───── MATERIAL PROVIDED ─────
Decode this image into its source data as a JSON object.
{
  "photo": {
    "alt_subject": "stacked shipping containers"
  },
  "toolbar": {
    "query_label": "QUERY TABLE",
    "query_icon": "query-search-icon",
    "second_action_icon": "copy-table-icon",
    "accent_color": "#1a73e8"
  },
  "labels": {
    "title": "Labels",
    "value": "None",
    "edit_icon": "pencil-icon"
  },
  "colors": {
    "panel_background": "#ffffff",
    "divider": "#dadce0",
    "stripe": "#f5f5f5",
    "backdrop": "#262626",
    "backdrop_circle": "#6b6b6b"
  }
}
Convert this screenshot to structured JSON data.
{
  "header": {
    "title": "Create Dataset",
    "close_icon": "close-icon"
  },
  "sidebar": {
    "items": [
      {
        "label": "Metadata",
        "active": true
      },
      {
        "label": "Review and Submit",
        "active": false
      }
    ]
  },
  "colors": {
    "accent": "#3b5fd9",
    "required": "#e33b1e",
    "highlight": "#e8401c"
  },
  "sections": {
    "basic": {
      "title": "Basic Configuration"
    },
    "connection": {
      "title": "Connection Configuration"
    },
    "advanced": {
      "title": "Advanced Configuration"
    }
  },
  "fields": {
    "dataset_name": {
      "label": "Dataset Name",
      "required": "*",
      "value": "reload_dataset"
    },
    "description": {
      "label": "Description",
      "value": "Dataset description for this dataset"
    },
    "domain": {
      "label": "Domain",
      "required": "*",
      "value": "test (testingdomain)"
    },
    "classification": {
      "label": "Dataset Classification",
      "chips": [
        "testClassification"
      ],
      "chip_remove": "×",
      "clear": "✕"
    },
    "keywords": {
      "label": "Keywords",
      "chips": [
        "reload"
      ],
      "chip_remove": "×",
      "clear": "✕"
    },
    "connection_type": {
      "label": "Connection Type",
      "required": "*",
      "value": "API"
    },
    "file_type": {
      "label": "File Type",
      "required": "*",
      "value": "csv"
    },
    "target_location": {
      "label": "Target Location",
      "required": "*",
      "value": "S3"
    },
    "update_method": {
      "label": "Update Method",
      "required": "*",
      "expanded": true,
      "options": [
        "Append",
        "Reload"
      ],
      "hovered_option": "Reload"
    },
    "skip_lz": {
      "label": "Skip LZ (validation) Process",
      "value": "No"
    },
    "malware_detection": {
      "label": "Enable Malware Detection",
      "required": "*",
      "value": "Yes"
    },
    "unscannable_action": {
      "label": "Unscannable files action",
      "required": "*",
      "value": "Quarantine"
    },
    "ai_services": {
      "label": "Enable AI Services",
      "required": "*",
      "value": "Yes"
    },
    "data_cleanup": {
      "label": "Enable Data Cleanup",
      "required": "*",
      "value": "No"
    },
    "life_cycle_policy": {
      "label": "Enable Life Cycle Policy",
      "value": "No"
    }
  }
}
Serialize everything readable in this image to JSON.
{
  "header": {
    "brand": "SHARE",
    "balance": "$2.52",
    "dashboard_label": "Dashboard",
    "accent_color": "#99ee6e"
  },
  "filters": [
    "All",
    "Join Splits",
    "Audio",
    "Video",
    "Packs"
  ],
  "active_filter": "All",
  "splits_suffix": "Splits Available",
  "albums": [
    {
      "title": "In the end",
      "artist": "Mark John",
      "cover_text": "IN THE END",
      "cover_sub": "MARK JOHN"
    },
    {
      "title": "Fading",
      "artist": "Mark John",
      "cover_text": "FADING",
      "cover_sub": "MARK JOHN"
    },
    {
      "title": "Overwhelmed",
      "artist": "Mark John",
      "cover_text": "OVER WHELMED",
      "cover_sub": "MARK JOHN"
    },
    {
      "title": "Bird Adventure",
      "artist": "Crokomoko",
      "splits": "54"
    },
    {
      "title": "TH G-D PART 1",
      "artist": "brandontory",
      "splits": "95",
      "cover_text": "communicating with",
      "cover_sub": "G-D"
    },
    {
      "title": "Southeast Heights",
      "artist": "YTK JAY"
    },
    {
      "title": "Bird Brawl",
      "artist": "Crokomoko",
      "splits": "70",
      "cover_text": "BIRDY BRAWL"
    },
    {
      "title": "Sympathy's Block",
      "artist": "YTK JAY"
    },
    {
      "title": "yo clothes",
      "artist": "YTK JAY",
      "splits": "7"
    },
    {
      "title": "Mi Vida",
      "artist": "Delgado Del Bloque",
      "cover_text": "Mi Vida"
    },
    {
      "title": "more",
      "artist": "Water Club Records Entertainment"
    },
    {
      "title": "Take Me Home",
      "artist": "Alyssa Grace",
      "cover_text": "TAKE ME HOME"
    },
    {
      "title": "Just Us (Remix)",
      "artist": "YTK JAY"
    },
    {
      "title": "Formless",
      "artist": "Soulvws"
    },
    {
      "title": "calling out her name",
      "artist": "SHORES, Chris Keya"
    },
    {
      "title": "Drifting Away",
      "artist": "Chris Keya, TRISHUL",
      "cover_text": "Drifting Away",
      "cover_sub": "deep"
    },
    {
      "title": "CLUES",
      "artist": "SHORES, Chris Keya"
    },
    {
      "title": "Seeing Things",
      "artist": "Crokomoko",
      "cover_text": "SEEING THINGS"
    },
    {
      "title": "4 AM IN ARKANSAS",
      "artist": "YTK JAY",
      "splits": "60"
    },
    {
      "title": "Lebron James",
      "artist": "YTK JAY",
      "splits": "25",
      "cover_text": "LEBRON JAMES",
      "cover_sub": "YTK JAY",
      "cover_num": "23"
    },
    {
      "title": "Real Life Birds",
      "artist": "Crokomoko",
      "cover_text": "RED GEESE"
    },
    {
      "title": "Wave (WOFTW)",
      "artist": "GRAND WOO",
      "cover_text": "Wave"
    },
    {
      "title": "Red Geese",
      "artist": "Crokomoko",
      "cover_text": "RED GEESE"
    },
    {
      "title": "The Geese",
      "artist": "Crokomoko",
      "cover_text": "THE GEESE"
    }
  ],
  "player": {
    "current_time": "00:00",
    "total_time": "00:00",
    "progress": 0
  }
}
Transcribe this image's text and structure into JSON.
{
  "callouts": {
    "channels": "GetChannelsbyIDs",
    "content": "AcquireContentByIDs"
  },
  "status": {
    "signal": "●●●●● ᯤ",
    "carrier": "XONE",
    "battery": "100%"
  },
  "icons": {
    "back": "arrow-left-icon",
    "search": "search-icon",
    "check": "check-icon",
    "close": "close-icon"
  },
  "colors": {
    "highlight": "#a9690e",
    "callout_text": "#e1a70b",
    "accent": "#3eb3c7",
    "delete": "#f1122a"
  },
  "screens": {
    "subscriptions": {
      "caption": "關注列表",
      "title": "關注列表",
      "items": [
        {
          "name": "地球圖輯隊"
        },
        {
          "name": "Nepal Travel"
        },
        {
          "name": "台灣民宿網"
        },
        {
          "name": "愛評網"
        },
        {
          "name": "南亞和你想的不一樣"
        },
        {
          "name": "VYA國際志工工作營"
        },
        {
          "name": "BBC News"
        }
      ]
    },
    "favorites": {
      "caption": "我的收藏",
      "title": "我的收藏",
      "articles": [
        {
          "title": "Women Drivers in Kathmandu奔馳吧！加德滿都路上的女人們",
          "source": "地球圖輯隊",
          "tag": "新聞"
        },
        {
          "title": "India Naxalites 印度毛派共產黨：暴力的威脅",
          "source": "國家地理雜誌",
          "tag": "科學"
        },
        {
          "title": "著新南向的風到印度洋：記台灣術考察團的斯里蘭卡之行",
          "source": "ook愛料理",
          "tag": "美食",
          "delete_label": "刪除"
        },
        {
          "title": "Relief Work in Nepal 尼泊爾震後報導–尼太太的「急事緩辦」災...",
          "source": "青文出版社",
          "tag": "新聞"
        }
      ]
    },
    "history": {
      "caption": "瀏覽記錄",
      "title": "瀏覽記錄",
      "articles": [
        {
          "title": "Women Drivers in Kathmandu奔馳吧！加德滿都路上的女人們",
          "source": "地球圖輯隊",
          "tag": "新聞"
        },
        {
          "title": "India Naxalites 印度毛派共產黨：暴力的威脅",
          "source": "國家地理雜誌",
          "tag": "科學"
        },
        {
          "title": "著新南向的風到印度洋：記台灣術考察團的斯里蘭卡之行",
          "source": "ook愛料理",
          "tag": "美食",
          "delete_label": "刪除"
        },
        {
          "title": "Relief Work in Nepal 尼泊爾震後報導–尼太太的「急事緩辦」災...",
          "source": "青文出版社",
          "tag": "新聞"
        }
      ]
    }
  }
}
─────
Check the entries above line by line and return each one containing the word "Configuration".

      "title": "Basic Configuration"
      "title": "Connection Configuration"
      "title": "Advanced Configuration"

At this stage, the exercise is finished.